→ THE TASK
Search the data for the word "arrive" and copy each line that has it.

>>>

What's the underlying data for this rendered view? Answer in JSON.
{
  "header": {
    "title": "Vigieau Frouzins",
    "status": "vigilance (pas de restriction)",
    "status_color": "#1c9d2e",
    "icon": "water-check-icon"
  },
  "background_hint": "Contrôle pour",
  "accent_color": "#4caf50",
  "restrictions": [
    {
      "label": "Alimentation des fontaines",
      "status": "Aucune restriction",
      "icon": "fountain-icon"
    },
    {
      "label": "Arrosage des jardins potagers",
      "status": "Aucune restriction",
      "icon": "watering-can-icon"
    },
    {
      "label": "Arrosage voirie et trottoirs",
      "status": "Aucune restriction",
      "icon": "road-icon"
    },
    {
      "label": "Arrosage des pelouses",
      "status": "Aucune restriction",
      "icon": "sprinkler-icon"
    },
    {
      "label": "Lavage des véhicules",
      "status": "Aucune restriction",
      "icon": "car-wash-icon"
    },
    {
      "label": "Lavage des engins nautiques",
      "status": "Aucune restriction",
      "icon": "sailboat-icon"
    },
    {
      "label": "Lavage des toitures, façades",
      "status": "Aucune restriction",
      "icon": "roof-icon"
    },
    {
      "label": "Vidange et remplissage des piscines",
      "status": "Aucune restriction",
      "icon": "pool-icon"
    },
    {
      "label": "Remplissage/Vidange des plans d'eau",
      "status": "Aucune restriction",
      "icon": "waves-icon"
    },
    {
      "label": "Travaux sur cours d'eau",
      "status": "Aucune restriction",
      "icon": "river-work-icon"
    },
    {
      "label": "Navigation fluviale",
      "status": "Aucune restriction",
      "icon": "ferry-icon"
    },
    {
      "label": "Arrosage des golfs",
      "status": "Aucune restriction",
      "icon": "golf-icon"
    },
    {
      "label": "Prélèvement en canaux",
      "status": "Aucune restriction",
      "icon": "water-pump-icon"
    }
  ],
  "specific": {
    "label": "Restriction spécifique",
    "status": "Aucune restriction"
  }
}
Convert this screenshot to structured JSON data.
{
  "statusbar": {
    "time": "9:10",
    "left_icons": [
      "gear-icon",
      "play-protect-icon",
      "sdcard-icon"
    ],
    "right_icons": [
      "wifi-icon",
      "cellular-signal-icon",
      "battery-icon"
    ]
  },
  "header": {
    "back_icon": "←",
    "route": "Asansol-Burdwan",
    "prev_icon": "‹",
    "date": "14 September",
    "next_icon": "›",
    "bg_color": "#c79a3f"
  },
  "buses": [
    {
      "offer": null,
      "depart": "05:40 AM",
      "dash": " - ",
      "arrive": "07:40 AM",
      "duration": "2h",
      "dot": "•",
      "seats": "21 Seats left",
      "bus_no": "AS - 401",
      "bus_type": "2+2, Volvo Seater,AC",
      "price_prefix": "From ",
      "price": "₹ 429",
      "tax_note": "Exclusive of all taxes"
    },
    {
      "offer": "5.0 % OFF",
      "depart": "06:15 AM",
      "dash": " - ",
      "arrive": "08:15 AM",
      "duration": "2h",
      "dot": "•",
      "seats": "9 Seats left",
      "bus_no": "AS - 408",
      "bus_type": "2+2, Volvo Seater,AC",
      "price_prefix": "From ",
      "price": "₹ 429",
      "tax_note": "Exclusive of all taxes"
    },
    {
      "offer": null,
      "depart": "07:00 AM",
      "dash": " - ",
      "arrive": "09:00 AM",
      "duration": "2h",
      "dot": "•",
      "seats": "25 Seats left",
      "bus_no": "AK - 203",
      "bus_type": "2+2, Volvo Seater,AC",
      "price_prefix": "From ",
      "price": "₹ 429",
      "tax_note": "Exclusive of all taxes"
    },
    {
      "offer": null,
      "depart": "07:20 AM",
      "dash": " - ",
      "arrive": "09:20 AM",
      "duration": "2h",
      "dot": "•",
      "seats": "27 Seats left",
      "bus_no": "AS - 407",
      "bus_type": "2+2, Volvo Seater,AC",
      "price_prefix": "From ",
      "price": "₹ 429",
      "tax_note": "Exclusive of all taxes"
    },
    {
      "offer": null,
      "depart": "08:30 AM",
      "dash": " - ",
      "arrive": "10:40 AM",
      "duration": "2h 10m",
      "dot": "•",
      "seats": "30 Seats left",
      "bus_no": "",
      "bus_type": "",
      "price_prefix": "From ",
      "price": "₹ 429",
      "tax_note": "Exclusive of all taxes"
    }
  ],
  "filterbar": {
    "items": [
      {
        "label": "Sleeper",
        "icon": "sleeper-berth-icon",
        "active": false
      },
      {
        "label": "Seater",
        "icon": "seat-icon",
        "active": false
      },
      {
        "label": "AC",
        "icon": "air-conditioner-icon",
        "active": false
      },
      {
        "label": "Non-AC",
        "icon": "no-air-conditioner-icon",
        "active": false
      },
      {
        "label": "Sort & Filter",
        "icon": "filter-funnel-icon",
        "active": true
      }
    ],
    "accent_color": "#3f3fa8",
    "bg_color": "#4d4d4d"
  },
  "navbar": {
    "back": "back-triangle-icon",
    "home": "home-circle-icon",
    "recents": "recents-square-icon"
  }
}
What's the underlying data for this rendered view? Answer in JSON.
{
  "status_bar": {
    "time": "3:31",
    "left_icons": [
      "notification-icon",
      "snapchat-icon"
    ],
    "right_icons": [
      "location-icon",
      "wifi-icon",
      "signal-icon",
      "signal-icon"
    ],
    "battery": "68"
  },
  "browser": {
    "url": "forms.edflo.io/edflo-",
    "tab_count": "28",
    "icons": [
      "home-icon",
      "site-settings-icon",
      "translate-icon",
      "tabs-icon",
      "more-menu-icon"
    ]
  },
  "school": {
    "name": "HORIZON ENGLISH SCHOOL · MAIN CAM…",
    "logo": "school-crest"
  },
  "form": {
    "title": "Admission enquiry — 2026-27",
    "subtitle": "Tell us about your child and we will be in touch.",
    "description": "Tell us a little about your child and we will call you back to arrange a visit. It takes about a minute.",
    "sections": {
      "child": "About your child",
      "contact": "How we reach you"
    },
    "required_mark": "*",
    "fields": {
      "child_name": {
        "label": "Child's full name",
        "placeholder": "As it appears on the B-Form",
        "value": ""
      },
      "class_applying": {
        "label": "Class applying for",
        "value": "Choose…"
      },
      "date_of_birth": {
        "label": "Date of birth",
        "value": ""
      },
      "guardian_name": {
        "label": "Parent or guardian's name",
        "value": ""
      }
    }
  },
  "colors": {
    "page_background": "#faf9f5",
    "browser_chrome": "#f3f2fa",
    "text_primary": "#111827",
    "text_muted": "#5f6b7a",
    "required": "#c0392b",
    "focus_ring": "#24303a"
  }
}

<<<

→ WRITTEN ANSWER
      "arrive": "07:40 AM",
      "arrive": "08:15 AM",
      "arrive": "09:00 AM",
      "arrive": "09:20 AM",
      "arrive": "10:40 AM",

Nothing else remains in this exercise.